The Cheddar Gorge is located in Somerset, southwest England, approximately 14 miles north of Glastonbury.
Address: Somerset, United Kingdom, England
From $ 68
Since the now-legendary Glastonbury Festival began making headlines back in the 1970s, the small Somerset town of Glastonbury has become synonymous with its self-named music festival, now the world’s biggest greenfield festival, drawing more than 175,000 revellers to the small town each year. The new-age festivities aren’t the town’s only draw, though – Glastonbury remains a lively place to visit at all times of the year, with a cluster of historic buildings and a traditional weekly market.

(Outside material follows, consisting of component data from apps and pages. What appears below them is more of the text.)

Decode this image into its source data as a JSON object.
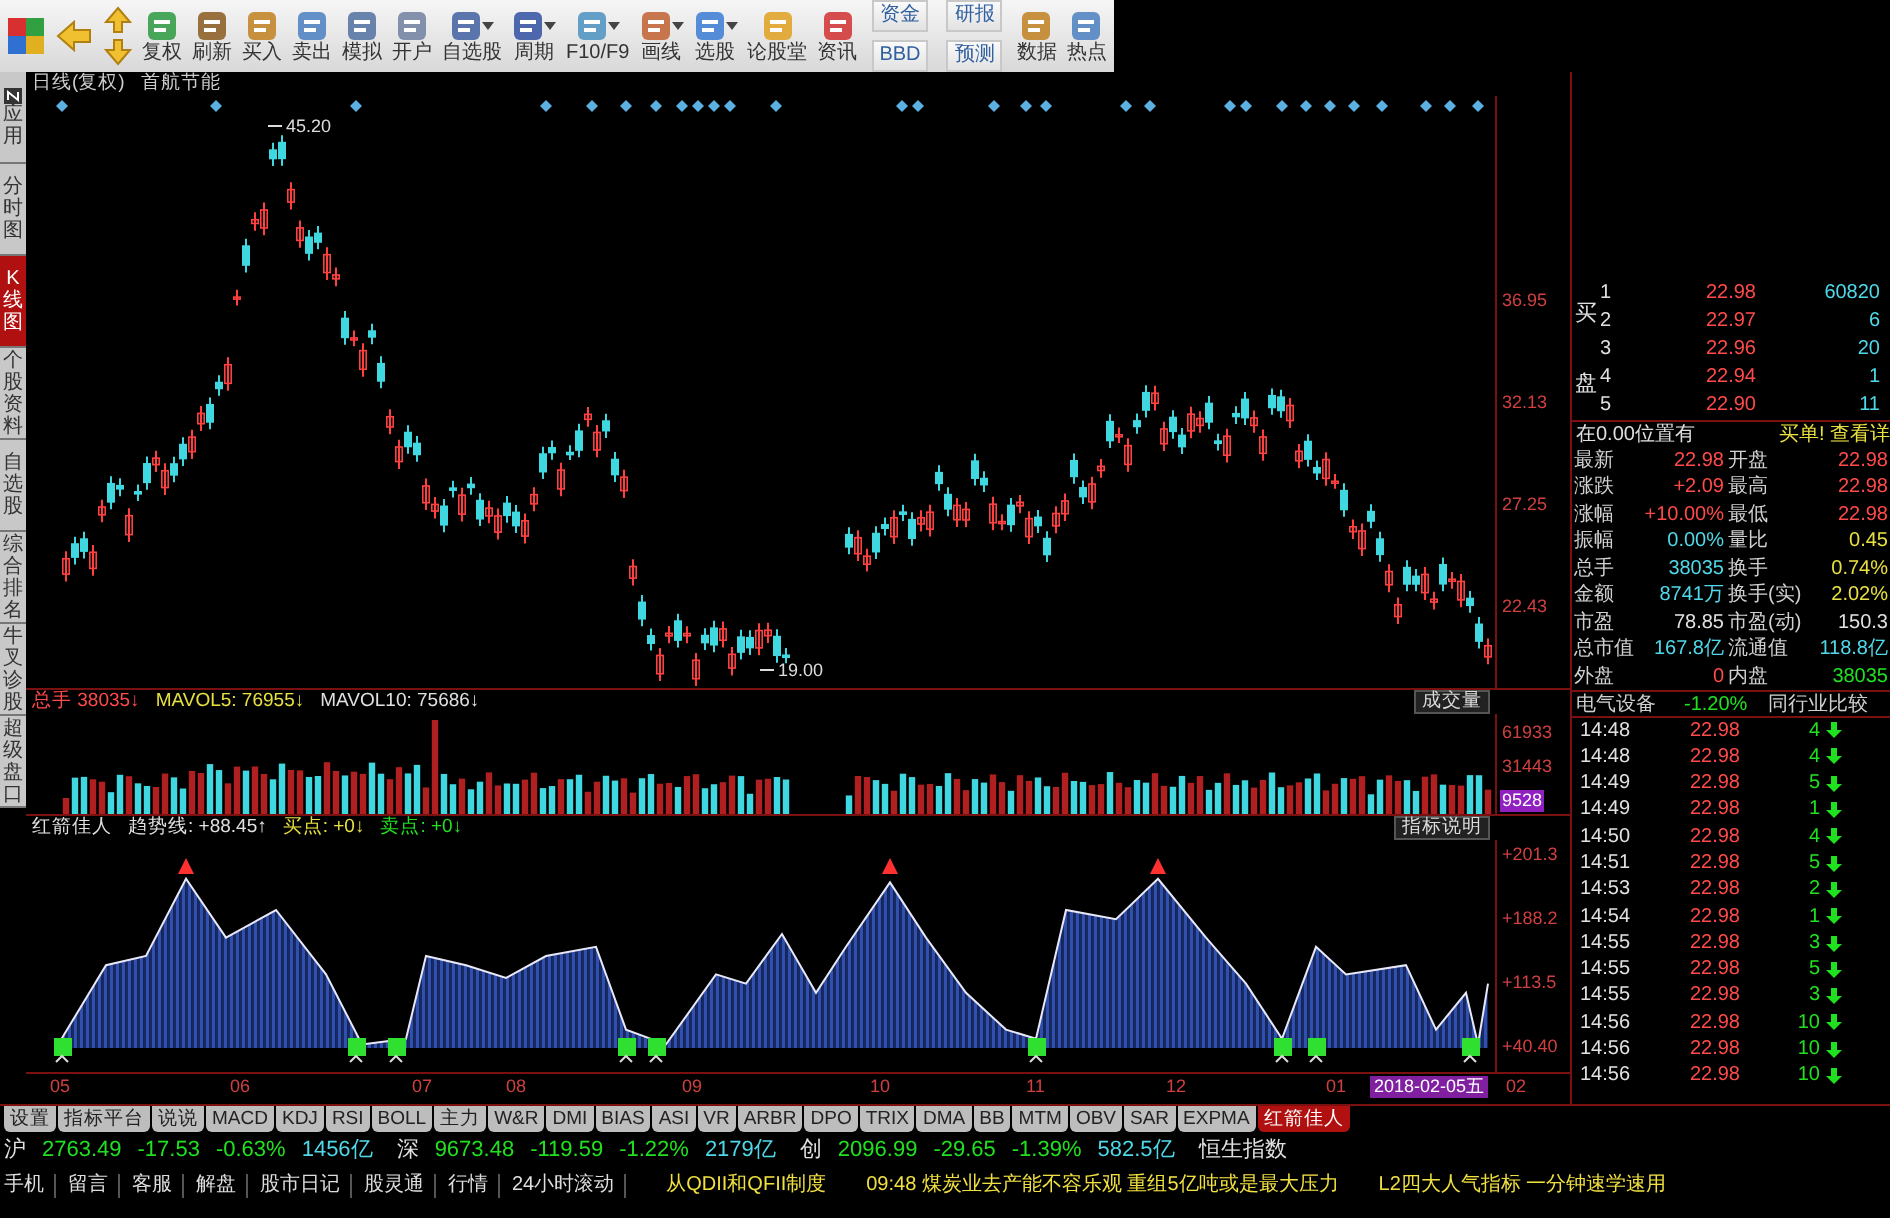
{
  "toolbar": [
    {
      "kind": "logo"
    },
    {
      "kind": "back"
    },
    {
      "kind": "updown"
    },
    {
      "kind": "tool",
      "label": "复权",
      "menu": false
    },
    {
      "kind": "tool",
      "label": "刷新",
      "menu": false
    },
    {
      "kind": "tool",
      "label": "买入",
      "menu": false
    },
    {
      "kind": "tool",
      "label": "卖出",
      "menu": false
    },
    {
      "kind": "tool",
      "label": "模拟",
      "menu": false
    },
    {
      "kind": "tool",
      "label": "开户",
      "menu": false
    },
    {
      "kind": "tool",
      "label": "自选股",
      "menu": true
    },
    {
      "kind": "tool",
      "label": "周期",
      "menu": true
    },
    {
      "kind": "tool",
      "label": "F10/F9",
      "menu": true
    },
    {
      "kind": "tool",
      "label": "画线",
      "menu": true
    },
    {
      "kind": "tool",
      "label": "选股",
      "menu": true
    },
    {
      "kind": "tool",
      "label": "论股堂",
      "menu": false
    },
    {
      "kind": "tool",
      "label": "资讯",
      "menu": false
    },
    {
      "kind": "pair",
      "labels": [
        "资金",
        "BBD"
      ]
    },
    {
      "kind": "pair",
      "labels": [
        "研报",
        "预测"
      ]
    },
    {
      "kind": "tool",
      "label": "数据",
      "menu": false
    },
    {
      "kind": "tool",
      "label": "热点",
      "menu": false
    }
  ],
  "sidebar": {
    "items": [
      {
        "kind": "app",
        "label": "应用",
        "selected": false
      },
      {
        "kind": "tab",
        "label": "分时图",
        "selected": false
      },
      {
        "kind": "tab",
        "label": "K线图",
        "selected": true
      },
      {
        "kind": "tab",
        "label": "个股资料",
        "selected": false
      },
      {
        "kind": "tab",
        "label": "自选股",
        "selected": false
      },
      {
        "kind": "tab",
        "label": "综合排名",
        "selected": false
      },
      {
        "kind": "tab",
        "label": "牛叉诊股",
        "selected": false
      },
      {
        "kind": "tab",
        "label": "超级盘口",
        "selected": false
      }
    ]
  },
  "chart": {
    "period": "日线(复权)",
    "stock": "首航节能",
    "high_label": "45.20",
    "low_label": "19.00",
    "price_axis": [
      "36.95",
      "32.13",
      "27.25",
      "22.43"
    ]
  },
  "volume": {
    "label": "总手",
    "value": "38035↓",
    "ma5": "MAVOL5: 76955↓",
    "ma10": "MAVOL10: 75686↓",
    "button": "成交量",
    "axis": [
      "61933",
      "31443",
      "9528"
    ]
  },
  "indicator": {
    "name": "红箭佳人",
    "trend": "趋势线: +88.45↑",
    "buy": "买点: +0↓",
    "sell": "卖点: +0↓",
    "button": "指标说明",
    "axis": [
      "+201.3",
      "+188.2",
      "+113.5",
      "+40.40"
    ]
  },
  "date_axis": {
    "months": [
      "05",
      "06",
      "07",
      "08",
      "09",
      "10",
      "11",
      "12",
      "01"
    ],
    "cursor_date": "2018-02-05五",
    "last": "02"
  },
  "indicator_tabs": [
    {
      "label": "设置",
      "selected": false
    },
    {
      "label": "指标平台",
      "selected": false
    },
    {
      "label": "说说",
      "selected": false
    },
    {
      "label": "MACD",
      "selected": false
    },
    {
      "label": "KDJ",
      "selected": false
    },
    {
      "label": "RSI",
      "selected": false
    },
    {
      "label": "BOLL",
      "selected": false
    },
    {
      "label": "主力",
      "selected": false
    },
    {
      "label": "W&R",
      "selected": false
    },
    {
      "label": "DMI",
      "selected": false
    },
    {
      "label": "BIAS",
      "selected": false
    },
    {
      "label": "ASI",
      "selected": false
    },
    {
      "label": "VR",
      "selected": false
    },
    {
      "label": "ARBR",
      "selected": false
    },
    {
      "label": "DPO",
      "selected": false
    },
    {
      "label": "TRIX",
      "selected": false
    },
    {
      "label": "DMA",
      "selected": false
    },
    {
      "label": "BB",
      "selected": false
    },
    {
      "label": "MTM",
      "selected": false
    },
    {
      "label": "OBV",
      "selected": false
    },
    {
      "label": "SAR",
      "selected": false
    },
    {
      "label": "EXPMA",
      "selected": false
    },
    {
      "label": "红箭佳人",
      "selected": true
    }
  ],
  "index_bar": {
    "markets": [
      {
        "name": "沪",
        "price": "2763.49",
        "change": "-17.53",
        "percent": "-0.63%",
        "amount": "1456亿",
        "color": "#20e020"
      },
      {
        "name": "深",
        "price": "9673.48",
        "change": "-119.59",
        "percent": "-1.22%",
        "amount": "2179亿",
        "color": "#20e020"
      },
      {
        "name": "创",
        "price": "2096.99",
        "change": "-29.65",
        "percent": "-1.39%",
        "amount": "582.5亿",
        "color": "#20e020"
      }
    ],
    "trailing": "恒生指数"
  },
  "bottom_bar": {
    "links": [
      "手机",
      "留言",
      "客服",
      "解盘",
      "股市日记",
      "股灵通",
      "行情",
      "24小时滚动"
    ],
    "news": [
      "从QDII和QFII制度",
      "09:48 煤炭业去产能不容乐观 重组5亿吨或是最大压力",
      "L2四大人气指标 一分钟速学速用"
    ]
  },
  "quote": {
    "side_label": "买盘",
    "order_book": [
      {
        "level": "1",
        "price": "22.98",
        "volume": "60820"
      },
      {
        "level": "2",
        "price": "22.97",
        "volume": "6"
      },
      {
        "level": "3",
        "price": "22.96",
        "volume": "20"
      },
      {
        "level": "4",
        "price": "22.94",
        "volume": "1"
      },
      {
        "level": "5",
        "price": "22.90",
        "volume": "11"
      }
    ],
    "notice": "在0.00位置有",
    "notice_link": "买单! 查看详",
    "stats": [
      {
        "label": "最新",
        "value": "22.98",
        "color": "#ff4a4a"
      },
      {
        "label": "开盘",
        "value": "22.98",
        "color": "#ff4a4a"
      },
      {
        "label": "涨跌",
        "value": "+2.09",
        "color": "#ff4a4a"
      },
      {
        "label": "最高",
        "value": "22.98",
        "color": "#ff4a4a"
      },
      {
        "label": "涨幅",
        "value": "+10.00%",
        "color": "#ff4a4a"
      },
      {
        "label": "最低",
        "value": "22.98",
        "color": "#ff4a4a"
      },
      {
        "label": "振幅",
        "value": "0.00%",
        "color": "#4fd8e8"
      },
      {
        "label": "量比",
        "value": "0.45",
        "color": "#e8e040"
      },
      {
        "label": "总手",
        "value": "38035",
        "color": "#4fd8e8"
      },
      {
        "label": "换手",
        "value": "0.74%",
        "color": "#e8e040"
      },
      {
        "label": "金额",
        "value": "8741万",
        "color": "#4fd8e8"
      },
      {
        "label": "换手(实)",
        "value": "2.02%",
        "color": "#e8e040"
      },
      {
        "label": "市盈",
        "value": "78.85",
        "color": "#e0e0e0"
      },
      {
        "label": "市盈(动)",
        "value": "150.3",
        "color": "#e0e0e0"
      },
      {
        "label": "总市值",
        "value": "167.8亿",
        "color": "#4fd8e8"
      },
      {
        "label": "流通值",
        "value": "118.8亿",
        "color": "#4fd8e8"
      },
      {
        "label": "外盘",
        "value": "0",
        "color": "#ff4a4a"
      },
      {
        "label": "内盘",
        "value": "38035",
        "color": "#20e020"
      }
    ],
    "industry": {
      "name": "电气设备",
      "change": "-1.20%",
      "link": "同行业比较"
    },
    "ticks": [
      {
        "time": "14:48",
        "price": "22.98",
        "volume": "4",
        "falling": true
      },
      {
        "time": "14:48",
        "price": "22.98",
        "volume": "4",
        "falling": true
      },
      {
        "time": "14:49",
        "price": "22.98",
        "volume": "5",
        "falling": true
      },
      {
        "time": "14:49",
        "price": "22.98",
        "volume": "1",
        "falling": true
      },
      {
        "time": "14:50",
        "price": "22.98",
        "volume": "4",
        "falling": true
      },
      {
        "time": "14:51",
        "price": "22.98",
        "volume": "5",
        "falling": true
      },
      {
        "time": "14:53",
        "price": "22.98",
        "volume": "2",
        "falling": true
      },
      {
        "time": "14:54",
        "price": "22.98",
        "volume": "1",
        "falling": true
      },
      {
        "time": "14:55",
        "price": "22.98",
        "volume": "3",
        "falling": true
      },
      {
        "time": "14:55",
        "price": "22.98",
        "volume": "5",
        "falling": true
      },
      {
        "time": "14:55",
        "price": "22.98",
        "volume": "3",
        "falling": true
      },
      {
        "time": "14:56",
        "price": "22.98",
        "volume": "10",
        "falling": true
      },
      {
        "time": "14:56",
        "price": "22.98",
        "volume": "10",
        "falling": true
      },
      {
        "time": "14:56",
        "price": "22.98",
        "volume": "10",
        "falling": true
      }
    ]
  }
}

Glastonbury’s star attraction is the historic Glastonbury Abbey, founded in the 7th-century and becoming one of England’s most important monasteries in the Middle Ages, as well as allegedly being the burial site of King Arthur. Additional highlights include the 525-foot sacred hill of Glastonbury Tor, home to the ruins of St Michael’s church; the ancient Chalice Well and the fascinating Somerset Rural Life Museum.
Glastonbury is located in Somerset in southwest England, approximately 130 miles from London.
Address: Glastonbury, United Kingdom, England
From $ 52
With its dramatic Gothic facade and Britain’s highest church spire at an impressive 404 feet (123 m), the Salisbury Cathedral is one of the country’s most visited religious monuments, drawing some 250,000 visitors each year. As well as admiring the cathedral’s remarkable 13th-century architecture and exquisite stained-glass windows, visitors can climb the 332 steps to the top of the tower for a magnificent view of Salisbury.
The cathedral’s star attraction is an original copy of the 1215 Magna Carta, one of the world’s most famous and significant documents that remains a cornerstone of British law. An interactive Magna Carta exhibition walks visitors through the historic events of its legacy of social justice. The cathedral also holds the world’s oldest working mechanical clock, which dates back to 1386, and afternoon tea in the Bell Tower Tearooms.
The best way to discover the cathedral is on a 90-minute guided tour of Salisbury, with entrance included. Many visitors opt to visit on a day trip from London, often combined with a visit to nearby Stonehenge or Avebury stone circle.
Salisbury Cathedral is located in central Salisbury, and is open daily from 9am to 5pm. Adult admission is £7.50 and £3 for youth.
Did you know? The Magna Carta on display in Salisbury Cathedral is one of only four surviving original copies in the world, and is listed on UNESCO’s ‘Memory of the World’ Heritage list.
Address: 6 The Close, Salisbury, England
Admission: Adult £7.50, Child £3
From $ 103
A dramatic reminder of Bath’s Georgian heritage and one of the city’s most photographed historic landmarks, the Royal Crescent is aptly named, with its crescent-shaped row of terraced townhouses and regal architecture. Built between 1767 and 1775 by architect John Wood the Younger, the Royal Crescent features a row of magnificent terraced townhouses, looking out over a vast expanse of manicured lawns.
There are 30 houses along the crescent, each looming 47-foot (14-meters) high, fronted by gigantic Ionic columns and renowned for their beautifully preserved Georgian facades. Many of the houses are still private homes, but No. 1 Royal Crescent is now a museum, offering visitors a glimpse into life in Georgian-era Bath, while No. 16 is home to the luxurious Royal Crescent Hotel.
The Royal Crescent is located at the north end of Victoria Park in central Bath, around a 15-minute walk from the Roman Baths.
Address: Royal Crescent, Bath BA1 2LR, England
From $ 32